Rico Tice tells of young woman, aged 29. Despite having been raised in a Christian home, she had very politely kept God at arm’s length all her life. She came along to a Christianity Explored course. A few weeks into the course there was an explanation of the cross, and of sin. Rico asked: “Any questions or comments?” This young woman replied: “I cannot believe how I have treated God.” She burst into tears, and had to leave the room. But that was the turning-point. Ever since that moment, over 15 years ago, she has been utterly committed to Jesus Christ.
Now, I do’t want to give you the impression that attending Christianity Explored, or being in the same room as Rico Tice, will always have precisely that effect on people. But I do want you know know that whenever and however he convicts you, it will be for your good.
(c) It is good, because the Holy Spirit is the senior partner in all of this. In ch 15:26f Jesus has spoken of a partnership between the Holy Spirit and the Christian: “He will testify to me. You also must testify.” But it’s perfectly clear who is the senior partner in this. In fact, in our passage tonight the disciples hardly get a look-in.
We might almost call the Holy Spirit, ‘God the Evangelist.’ And a very remarkable evangelist he is. He does not remain in a pulpit or on a platform. He comes down and moves among the congregation, speaking, moving, and convicting according the the inmost thoughts and needs of each individual.
Martyn Lloyd-Jones once pointed out that the Holy Spirit can achieve more in a single hour than we with all our organisation and hard work can achieve in a life-time. This is not, of course, an argument in favour of disorganisation or laziness. But it is a reminder that whatever our efforts may be, we are utterly reliant upon the Holy Spirit. One person plants, and another waters, but it is God who gives the increase.
Maybe we need to remind ourselves of this if we feel discouraged in our efforts to share Jesus in a world that seems increasingly hostile towards him. Maybe you feel very isolated as one of the few Christians in your family, in your class at school or college, in your team at work. It is no cliche that ‘one plus the Holy Spirit is a majority’.

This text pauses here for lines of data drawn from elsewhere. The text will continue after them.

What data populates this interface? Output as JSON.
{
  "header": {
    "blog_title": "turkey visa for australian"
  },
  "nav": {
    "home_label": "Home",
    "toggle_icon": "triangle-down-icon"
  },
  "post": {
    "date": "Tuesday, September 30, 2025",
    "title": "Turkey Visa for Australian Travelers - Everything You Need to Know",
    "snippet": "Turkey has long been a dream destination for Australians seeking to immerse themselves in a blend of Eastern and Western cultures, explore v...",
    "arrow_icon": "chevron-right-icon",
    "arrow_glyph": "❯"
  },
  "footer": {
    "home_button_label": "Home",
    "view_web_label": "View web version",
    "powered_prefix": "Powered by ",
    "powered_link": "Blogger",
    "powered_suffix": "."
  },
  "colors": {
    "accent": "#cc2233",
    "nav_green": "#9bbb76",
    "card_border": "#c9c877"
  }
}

How good it was, then, that Jesus, after his work of atonement on the cross, after his glorious resurrection from the grave, after his triumphant ascension to his Father’s right hand in glory, sent the gift of the Paraclete, the Holy Spirit, to be with us for ever. It was good for those first disciples, huddled together in that upper room, and good for us too, as we face the challenge and the adventure of being his witnesses today.